I like to call myself a Resident Introvert; I prefer booksand coffee to intense social gatherings, walks in the dark alone to a girlsnight out on the town.
I don’t shy away from people—I love people in general—but,if given the option, I opt for my own company or the more intimate connectionof two (three at the most).
I’m not alone in this introverting—rough estimates suggestthat between sixteenand fifty percent of the world’s population classifies itself asintroverted—yet this does not make the solitary life any easier.
Let’s face it: being an introvert can be comforting, but itcan also be challenging, particularly if you surround yourself with those whoidentify with extroverted tendencies.
I’m here to tell you that you can be social as an introvert,and you can be happy while doing it. Here are some quick pro tips.
My inner introvert starts to have a miniature meltdown invery specific situations. I’ve learned that after about two hours of intense one-on-oneengagement, I have this strange impulse to crawl out of my skin. After aboutone hour at a party, I start dreaming about attic rooms.
I also know that I’m uncomfortable if a social situation issuperficial rather than heartfelt. This may not be a result of myintrovertedness, but it still stands.
Recognize what makes you uncomfortable in specific socialsituations. Learn how to negotiate this discomfort and perhaps even withstandit for longer periods. I feel more comfortable, for example, if I get to domore of the talking in one-on-ones or if a party has a lot of room for me to gooff on my own (read a book in a corner, walk through a garden).
I also try to seek out social engagements that have moresoul in them. I’ll opt for parties or meetings more likely to skip the small talk, whenpossible.

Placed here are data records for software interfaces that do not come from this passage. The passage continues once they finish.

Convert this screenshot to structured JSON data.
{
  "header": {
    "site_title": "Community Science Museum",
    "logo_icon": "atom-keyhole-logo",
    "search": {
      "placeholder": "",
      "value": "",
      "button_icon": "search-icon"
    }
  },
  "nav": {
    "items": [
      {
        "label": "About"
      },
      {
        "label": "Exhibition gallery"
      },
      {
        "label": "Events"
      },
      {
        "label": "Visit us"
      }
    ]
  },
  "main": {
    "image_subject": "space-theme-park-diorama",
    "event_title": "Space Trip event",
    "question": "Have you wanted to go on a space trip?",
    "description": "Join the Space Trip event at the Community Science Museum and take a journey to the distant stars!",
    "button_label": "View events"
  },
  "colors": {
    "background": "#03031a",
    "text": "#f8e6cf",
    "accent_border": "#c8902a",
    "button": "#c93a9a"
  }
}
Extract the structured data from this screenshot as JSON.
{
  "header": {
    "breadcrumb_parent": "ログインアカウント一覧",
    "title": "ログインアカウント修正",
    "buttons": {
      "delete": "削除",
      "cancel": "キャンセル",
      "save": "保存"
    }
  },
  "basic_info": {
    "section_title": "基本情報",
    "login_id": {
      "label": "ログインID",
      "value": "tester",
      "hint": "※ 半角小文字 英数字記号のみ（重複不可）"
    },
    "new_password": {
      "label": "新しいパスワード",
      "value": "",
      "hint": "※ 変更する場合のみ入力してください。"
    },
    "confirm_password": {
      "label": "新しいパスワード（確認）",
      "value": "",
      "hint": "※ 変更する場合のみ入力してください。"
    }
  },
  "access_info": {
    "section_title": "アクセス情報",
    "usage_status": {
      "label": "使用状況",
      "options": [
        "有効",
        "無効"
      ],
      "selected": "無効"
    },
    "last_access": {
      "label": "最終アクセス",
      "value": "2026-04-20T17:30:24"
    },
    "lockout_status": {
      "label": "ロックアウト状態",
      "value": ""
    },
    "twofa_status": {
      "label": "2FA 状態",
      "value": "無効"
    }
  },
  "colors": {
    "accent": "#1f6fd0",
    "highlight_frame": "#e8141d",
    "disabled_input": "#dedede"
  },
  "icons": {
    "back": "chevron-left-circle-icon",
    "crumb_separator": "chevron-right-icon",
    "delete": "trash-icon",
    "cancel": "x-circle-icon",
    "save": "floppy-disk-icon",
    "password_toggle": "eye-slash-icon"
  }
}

Follow your interests.
The best way to be social as an introvert is to meet othersvia your interests. This makes us more comfortable, after all—who wouldn’t wantto bond with a fellow book-lover or Saturday quilter?
Consider joining a MeetUpfor people that hold a similar niche interest. The more niche, the better—your chancesof meeting people with concordant worldviews will be higher. Seek out a MeetUpfor underwater basket-weaving or check out your community’s events page for ParanormalActivity gatherings.
Balance social timewith self time.
One of the healthiest ways to effectively navigate socialsituations as an introvert is to ensure you are getting the time to yourselfthat you crave. This is a great principle to follow even if you aren’t an introvert.
For all of the time you spend at parties and meet-ups, makesure you match this equally with self time. Vice versa, too, if you are keen tobecome a bit more of a social creature.
Make sure self-timeis nourishing (and not depleting).
Sometimes being an introvert means lingering in our headstoo much, hiding away from the world, and cutting ourselves off from valuableexperiences. It’s possible to learn about yourself alone, but encounteringothers can throw relief onto our own perspectives and ways of being.
Make sure your self-time is nourishing. Pack those solitarymoments with meaning—go to yoga, practice meditation, learn a new language,write a letter to a loved one. This will ensure that your introverting isproductive (and not limiting).
Embrace your innerintrovert.
Being able to claim your preference for being on your own(or in less taxing social situations) is vital. Embrace your introvertedtendencies, claim them out loud, and let others know about your innerintrovert.
After all, that’s what I’m doing here, aren’t I?